Schafer's book is obviously addressed to readers familiar with Seneca's Epistulae Morales (the general remarks on Stoicism definitely help non-specialists place the Senecan work in the right context) and certainly with good knowledge of Latin; since there are many quotations in the original language, it would be helpful (not to say useful) for understanding Seneca's as well as Schafer's arguments to include an English translation. Appearance-wise, there are many footnotes, too long to be presented as such; besides, the content of some of them could well have been incorporated into the text without causing any harm to it or the development of the argumentation.
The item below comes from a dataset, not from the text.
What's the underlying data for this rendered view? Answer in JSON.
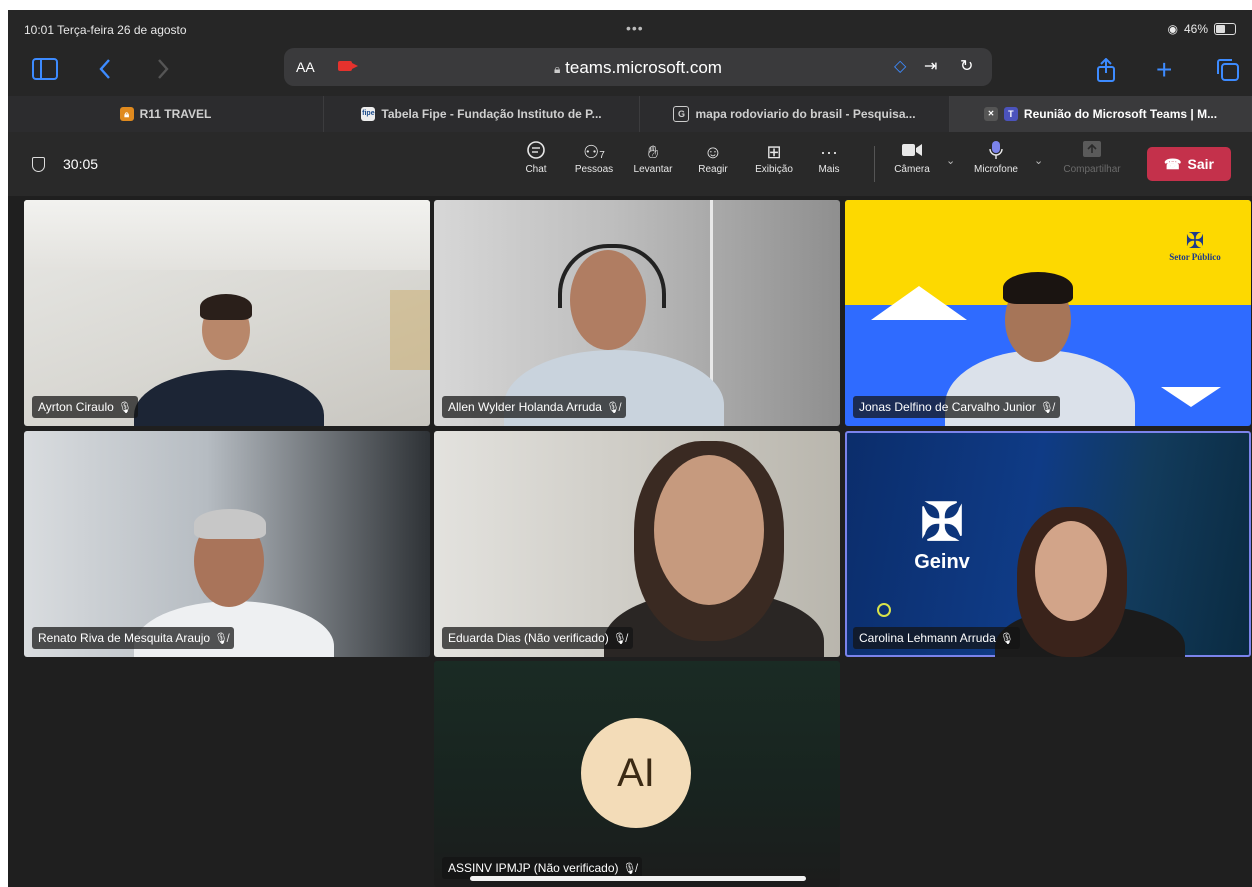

Despite these two observations, Schafer's book should be considered a valuable contribution to the investigation of Senecan and Stoic thought in general and to the interpretation of Seneca's interest in pedagogy and philosophy and in philosophical pedagogy. Based on primary sources, it illuminates the way Seneca comprehends moral education and guidance, mutual friendship and self-improvement. It also sheds light on misconceptions and interpretative gaps in the study of early Stoicism. Overall, Schafer's work will prove beneficial to a new reading of Seneca's Epistulae as a whole and hopefully it will lead the way to a better understanding of them and Seneca as an author and a philosopher.
1.1. Background and Aims
1.2. Conspectus of the Work
2. Letters 94 and 95: a map
2.2. Letter 94
2.3. Letter 95
3. Historical Background: Aristo of Chios and Other Stoics
3.2. The Early Stoic Debate
3.3. Aristo, Seneca, and Letter 94
4.2. Recent Scholarship
4.3. Initial Remarks on Rules
4.4. Deliberation in Stoicism
4.5. Letters 94 and 95
5.1. The Context of the Epistulae Morales
5.2. Tracing the Progress of Lucilius
5.3. Letters 94 and 95 in Context
5.4. Why This Debate?
6.3. Praecepta and Decreta: Destabilization and Convergence
1. Inwood, B. (1999) 'Rules and Reasoning in Stoic Ethics' in Ierodiakonou, K. (ed.) Topics in Stoic Philosophy, Oxford, 95-127; Mitsis, P. (1993) 'Seneca on Reason, Rules, and Moral Development' in Brunschwig and Nussbaum (eds.) Passions and Perceptions, Cambridge, 285-312; Annas, J. (1993) The Morality of Happiness, Oxford.
2. Brennan, T. (2005) The Stoic Life: Emotions, Duties & Fate, Oxford; Barney, R. (2003) 'A Puzzle in Stoic Ethics' Oxford Studies in Ancient Philosophy 24, 303-340.